▶ [Description of the task]:
Print the records again, character for character.

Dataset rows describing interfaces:
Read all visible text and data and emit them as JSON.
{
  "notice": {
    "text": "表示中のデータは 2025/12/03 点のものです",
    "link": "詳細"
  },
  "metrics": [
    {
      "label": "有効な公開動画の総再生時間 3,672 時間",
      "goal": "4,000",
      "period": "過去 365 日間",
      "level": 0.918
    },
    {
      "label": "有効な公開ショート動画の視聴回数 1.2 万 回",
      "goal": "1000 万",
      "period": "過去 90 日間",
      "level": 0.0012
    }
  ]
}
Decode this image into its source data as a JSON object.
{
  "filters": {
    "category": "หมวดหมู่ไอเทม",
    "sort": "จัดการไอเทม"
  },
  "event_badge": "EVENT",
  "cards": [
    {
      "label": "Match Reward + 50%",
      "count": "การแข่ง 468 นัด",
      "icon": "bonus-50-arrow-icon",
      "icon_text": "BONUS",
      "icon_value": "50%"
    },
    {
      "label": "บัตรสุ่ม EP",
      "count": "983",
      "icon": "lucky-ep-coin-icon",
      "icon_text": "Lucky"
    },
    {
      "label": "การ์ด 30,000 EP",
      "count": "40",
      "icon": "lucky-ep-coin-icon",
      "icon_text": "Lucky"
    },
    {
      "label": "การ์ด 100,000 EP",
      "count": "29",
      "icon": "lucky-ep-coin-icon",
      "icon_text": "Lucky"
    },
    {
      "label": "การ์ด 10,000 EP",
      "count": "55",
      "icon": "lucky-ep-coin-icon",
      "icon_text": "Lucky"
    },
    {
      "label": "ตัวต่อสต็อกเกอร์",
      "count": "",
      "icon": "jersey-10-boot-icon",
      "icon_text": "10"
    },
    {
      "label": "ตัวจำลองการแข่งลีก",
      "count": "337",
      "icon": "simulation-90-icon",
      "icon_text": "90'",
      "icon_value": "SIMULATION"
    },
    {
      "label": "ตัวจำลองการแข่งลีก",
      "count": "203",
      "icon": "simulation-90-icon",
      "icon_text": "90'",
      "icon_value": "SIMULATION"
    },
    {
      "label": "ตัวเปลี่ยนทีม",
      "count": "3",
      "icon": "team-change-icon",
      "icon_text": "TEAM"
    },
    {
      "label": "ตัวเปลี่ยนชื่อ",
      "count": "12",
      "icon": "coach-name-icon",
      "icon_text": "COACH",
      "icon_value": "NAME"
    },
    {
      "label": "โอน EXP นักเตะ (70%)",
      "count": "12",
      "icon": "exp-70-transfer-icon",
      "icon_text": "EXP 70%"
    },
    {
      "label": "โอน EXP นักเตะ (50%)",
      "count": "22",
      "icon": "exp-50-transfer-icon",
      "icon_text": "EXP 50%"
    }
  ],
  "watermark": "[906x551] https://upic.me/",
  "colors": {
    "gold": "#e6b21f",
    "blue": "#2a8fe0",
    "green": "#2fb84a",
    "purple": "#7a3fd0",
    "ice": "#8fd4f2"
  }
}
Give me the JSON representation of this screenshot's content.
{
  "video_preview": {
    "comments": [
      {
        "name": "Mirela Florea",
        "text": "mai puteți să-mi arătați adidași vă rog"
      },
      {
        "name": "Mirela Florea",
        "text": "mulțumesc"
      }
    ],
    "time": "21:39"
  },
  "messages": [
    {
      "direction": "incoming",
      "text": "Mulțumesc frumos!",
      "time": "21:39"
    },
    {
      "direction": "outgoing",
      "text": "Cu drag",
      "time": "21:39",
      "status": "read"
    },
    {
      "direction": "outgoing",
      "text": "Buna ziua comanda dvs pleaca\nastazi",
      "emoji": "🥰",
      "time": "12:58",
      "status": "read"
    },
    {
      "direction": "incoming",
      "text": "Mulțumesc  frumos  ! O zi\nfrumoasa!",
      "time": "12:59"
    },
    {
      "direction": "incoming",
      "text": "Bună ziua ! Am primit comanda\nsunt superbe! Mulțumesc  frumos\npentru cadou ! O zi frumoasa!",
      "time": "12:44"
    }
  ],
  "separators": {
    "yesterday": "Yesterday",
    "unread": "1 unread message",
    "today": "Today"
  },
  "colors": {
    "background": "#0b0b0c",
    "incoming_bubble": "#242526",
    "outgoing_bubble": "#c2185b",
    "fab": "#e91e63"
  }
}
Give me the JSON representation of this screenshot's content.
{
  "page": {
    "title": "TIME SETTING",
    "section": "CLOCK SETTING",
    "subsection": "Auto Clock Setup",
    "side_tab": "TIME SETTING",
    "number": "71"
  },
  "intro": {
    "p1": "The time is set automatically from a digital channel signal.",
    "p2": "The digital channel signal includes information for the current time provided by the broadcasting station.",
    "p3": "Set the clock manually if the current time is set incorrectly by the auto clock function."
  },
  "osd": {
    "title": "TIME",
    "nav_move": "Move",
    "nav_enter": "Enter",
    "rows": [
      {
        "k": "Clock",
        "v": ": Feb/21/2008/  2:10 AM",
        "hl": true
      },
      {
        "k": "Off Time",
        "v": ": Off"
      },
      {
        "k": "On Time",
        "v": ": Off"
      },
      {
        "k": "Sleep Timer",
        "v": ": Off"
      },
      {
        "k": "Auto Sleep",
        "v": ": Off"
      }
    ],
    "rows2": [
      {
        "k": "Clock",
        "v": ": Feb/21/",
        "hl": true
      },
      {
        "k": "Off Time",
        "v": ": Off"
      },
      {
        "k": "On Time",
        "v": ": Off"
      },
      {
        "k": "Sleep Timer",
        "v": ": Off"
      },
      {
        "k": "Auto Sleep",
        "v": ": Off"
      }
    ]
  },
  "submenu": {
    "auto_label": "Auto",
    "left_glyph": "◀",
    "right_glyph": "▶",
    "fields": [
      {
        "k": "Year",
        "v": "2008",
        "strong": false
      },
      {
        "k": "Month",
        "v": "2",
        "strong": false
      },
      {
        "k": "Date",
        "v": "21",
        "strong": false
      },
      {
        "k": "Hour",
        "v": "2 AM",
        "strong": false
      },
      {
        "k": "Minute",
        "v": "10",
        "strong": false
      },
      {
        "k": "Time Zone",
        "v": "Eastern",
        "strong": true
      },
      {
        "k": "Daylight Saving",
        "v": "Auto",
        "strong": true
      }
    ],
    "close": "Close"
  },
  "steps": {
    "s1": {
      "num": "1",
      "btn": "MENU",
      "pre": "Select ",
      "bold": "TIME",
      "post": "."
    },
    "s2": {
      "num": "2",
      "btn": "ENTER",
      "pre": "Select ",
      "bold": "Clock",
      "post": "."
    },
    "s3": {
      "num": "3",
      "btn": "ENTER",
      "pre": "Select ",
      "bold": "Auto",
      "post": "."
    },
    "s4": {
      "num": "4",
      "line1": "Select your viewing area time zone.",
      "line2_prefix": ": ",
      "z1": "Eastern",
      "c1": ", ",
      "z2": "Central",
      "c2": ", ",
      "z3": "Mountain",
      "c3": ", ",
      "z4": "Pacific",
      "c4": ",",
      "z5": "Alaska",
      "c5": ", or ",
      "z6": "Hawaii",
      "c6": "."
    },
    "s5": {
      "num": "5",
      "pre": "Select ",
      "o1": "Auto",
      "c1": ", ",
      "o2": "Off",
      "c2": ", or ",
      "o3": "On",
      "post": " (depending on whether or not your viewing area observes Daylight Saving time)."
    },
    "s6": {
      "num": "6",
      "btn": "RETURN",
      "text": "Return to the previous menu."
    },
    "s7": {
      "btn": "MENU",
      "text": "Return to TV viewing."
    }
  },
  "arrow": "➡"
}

▶ [Solution to this task]:
Read all visible text and data and emit them as JSON.
{
  "notice": {
    "text": "表示中のデータは 2025/12/03 点のものです",
    "link": "詳細"
  },
  "metrics": [
    {
      "label": "有効な公開動画の総再生時間 3,672 時間",
      "goal": "4,000",
      "period": "過去 365 日間",
      "level": 0.918
    },
    {
      "label": "有効な公開ショート動画の視聴回数 1.2 万 回",
      "goal": "1000 万",
      "period": "過去 90 日間",
      "level": 0.0012
    }
  ]
}
Decode this image into its source data as a JSON object.
{
  "filters": {
    "category": "หมวดหมู่ไอเทม",
    "sort": "จัดการไอเทม"
  },
  "event_badge": "EVENT",
  "cards": [
    {
      "label": "Match Reward + 50%",
      "count": "การแข่ง 468 นัด",
      "icon": "bonus-50-arrow-icon",
      "icon_text": "BONUS",
      "icon_value": "50%"
    },
    {
      "label": "บัตรสุ่ม EP",
      "count": "983",
      "icon": "lucky-ep-coin-icon",
      "icon_text": "Lucky"
    },
    {
      "label": "การ์ด 30,000 EP",
      "count": "40",
      "icon": "lucky-ep-coin-icon",
      "icon_text": "Lucky"
    },
    {
      "label": "การ์ด 100,000 EP",
      "count": "29",
      "icon": "lucky-ep-coin-icon",
      "icon_text": "Lucky"
    },
    {
      "label": "การ์ด 10,000 EP",
      "count": "55",
      "icon": "lucky-ep-coin-icon",
      "icon_text": "Lucky"
    },
    {
      "label": "ตัวต่อสต็อกเกอร์",
      "count": "",
      "icon": "jersey-10-boot-icon",
      "icon_text": "10"
    },
    {
      "label": "ตัวจำลองการแข่งลีก",
      "count": "337",
      "icon": "simulation-90-icon",
      "icon_text": "90'",
      "icon_value": "SIMULATION"
    },
    {
      "label": "ตัวจำลองการแข่งลีก",
      "count": "203",
      "icon": "simulation-90-icon",
      "icon_text": "90'",
      "icon_value": "SIMULATION"
    },
    {
      "label": "ตัวเปลี่ยนทีม",
      "count": "3",
      "icon": "team-change-icon",
      "icon_text": "TEAM"
    },
    {
      "label": "ตัวเปลี่ยนชื่อ",
      "count": "12",
      "icon": "coach-name-icon",
      "icon_text": "COACH",
      "icon_value": "NAME"
    },
    {
      "label": "โอน EXP นักเตะ (70%)",
      "count": "12",
      "icon": "exp-70-transfer-icon",
      "icon_text": "EXP 70%"
    },
    {
      "label": "โอน EXP นักเตะ (50%)",
      "count": "22",
      "icon": "exp-50-transfer-icon",
      "icon_text": "EXP 50%"
    }
  ],
  "watermark": "[906x551] https://upic.me/",
  "colors": {
    "gold": "#e6b21f",
    "blue": "#2a8fe0",
    "green": "#2fb84a",
    "purple": "#7a3fd0",
    "ice": "#8fd4f2"
  }
}
Give me the JSON representation of this screenshot's content.
{
  "video_preview": {
    "comments": [
      {
        "name": "Mirela Florea",
        "text": "mai puteți să-mi arătați adidași vă rog"
      },
      {
        "name": "Mirela Florea",
        "text": "mulțumesc"
      }
    ],
    "time": "21:39"
  },
  "messages": [
    {
      "direction": "incoming",
      "text": "Mulțumesc frumos!",
      "time": "21:39"
    },
    {
      "direction": "outgoing",
      "text": "Cu drag",
      "time": "21:39",
      "status": "read"
    },
    {
      "direction": "outgoing",
      "text": "Buna ziua comanda dvs pleaca\nastazi",
      "emoji": "🥰",
      "time": "12:58",
      "status": "read"
    },
    {
      "direction": "incoming",
      "text": "Mulțumesc  frumos  ! O zi\nfrumoasa!",
      "time": "12:59"
    },
    {
      "direction": "incoming",
      "text": "Bună ziua ! Am primit comanda\nsunt superbe! Mulțumesc  frumos\npentru cadou ! O zi frumoasa!",
      "time": "12:44"
    }
  ],
  "separators": {
    "yesterday": "Yesterday",
    "unread": "1 unread message",
    "today": "Today"
  },
  "colors": {
    "background": "#0b0b0c",
    "incoming_bubble": "#242526",
    "outgoing_bubble": "#c2185b",
    "fab": "#e91e63"
  }
}
Give me the JSON representation of this screenshot's content.
{
  "page": {
    "title": "TIME SETTING",
    "section": "CLOCK SETTING",
    "subsection": "Auto Clock Setup",
    "side_tab": "TIME SETTING",
    "number": "71"
  },
  "intro": {
    "p1": "The time is set automatically from a digital channel signal.",
    "p2": "The digital channel signal includes information for the current time provided by the broadcasting station.",
    "p3": "Set the clock manually if the current time is set incorrectly by the auto clock function."
  },
  "osd": {
    "title": "TIME",
    "nav_move": "Move",
    "nav_enter": "Enter",
    "rows": [
      {
        "k": "Clock",
        "v": ": Feb/21/2008/  2:10 AM",
        "hl": true
      },
      {
        "k": "Off Time",
        "v": ": Off"
      },
      {
        "k": "On Time",
        "v": ": Off"
      },
      {
        "k": "Sleep Timer",
        "v": ": Off"
      },
      {
        "k": "Auto Sleep",
        "v": ": Off"
      }
    ],
    "rows2": [
      {
        "k": "Clock",
        "v": ": Feb/21/",
        "hl": true
      },
      {
        "k": "Off Time",
        "v": ": Off"
      },
      {
        "k": "On Time",
        "v": ": Off"
      },
      {
        "k": "Sleep Timer",
        "v": ": Off"
      },
      {
        "k": "Auto Sleep",
        "v": ": Off"
      }
    ]
  },
  "submenu": {
    "auto_label": "Auto",
    "left_glyph": "◀",
    "right_glyph": "▶",
    "fields": [
      {
        "k": "Year",
        "v": "2008",
        "strong": false
      },
      {
        "k": "Month",
        "v": "2",
        "strong": false
      },
      {
        "k": "Date",
        "v": "21",
        "strong": false
      },
      {
        "k": "Hour",
        "v": "2 AM",
        "strong": false
      },
      {
        "k": "Minute",
        "v": "10",
        "strong": false
      },
      {
        "k": "Time Zone",
        "v": "Eastern",
        "strong": true
      },
      {
        "k": "Daylight Saving",
        "v": "Auto",
        "strong": true
      }
    ],
    "close": "Close"
  },
  "steps": {
    "s1": {
      "num": "1",
      "btn": "MENU",
      "pre": "Select ",
      "bold": "TIME",
      "post": "."
    },
    "s2": {
      "num": "2",
      "btn": "ENTER",
      "pre": "Select ",
      "bold": "Clock",
      "post": "."
    },
    "s3": {
      "num": "3",
      "btn": "ENTER",
      "pre": "Select ",
      "bold": "Auto",
      "post": "."
    },
    "s4": {
      "num": "4",
      "line1": "Select your viewing area time zone.",
      "line2_prefix": ": ",
      "z1": "Eastern",
      "c1": ", ",
      "z2": "Central",
      "c2": ", ",
      "z3": "Mountain",
      "c3": ", ",
      "z4": "Pacific",
      "c4": ",",
      "z5": "Alaska",
      "c5": ", or ",
      "z6": "Hawaii",
      "c6": "."
    },
    "s5": {
      "num": "5",
      "pre": "Select ",
      "o1": "Auto",
      "c1": ", ",
      "o2": "Off",
      "c2": ", or ",
      "o3": "On",
      "post": " (depending on whether or not your viewing area observes Daylight Saving time)."
    },
    "s6": {
      "num": "6",
      "btn": "RETURN",
      "text": "Return to the previous menu."
    },
    "s7": {
      "btn": "MENU",
      "text": "Return to TV viewing."
    }
  },
  "arrow": "➡"
}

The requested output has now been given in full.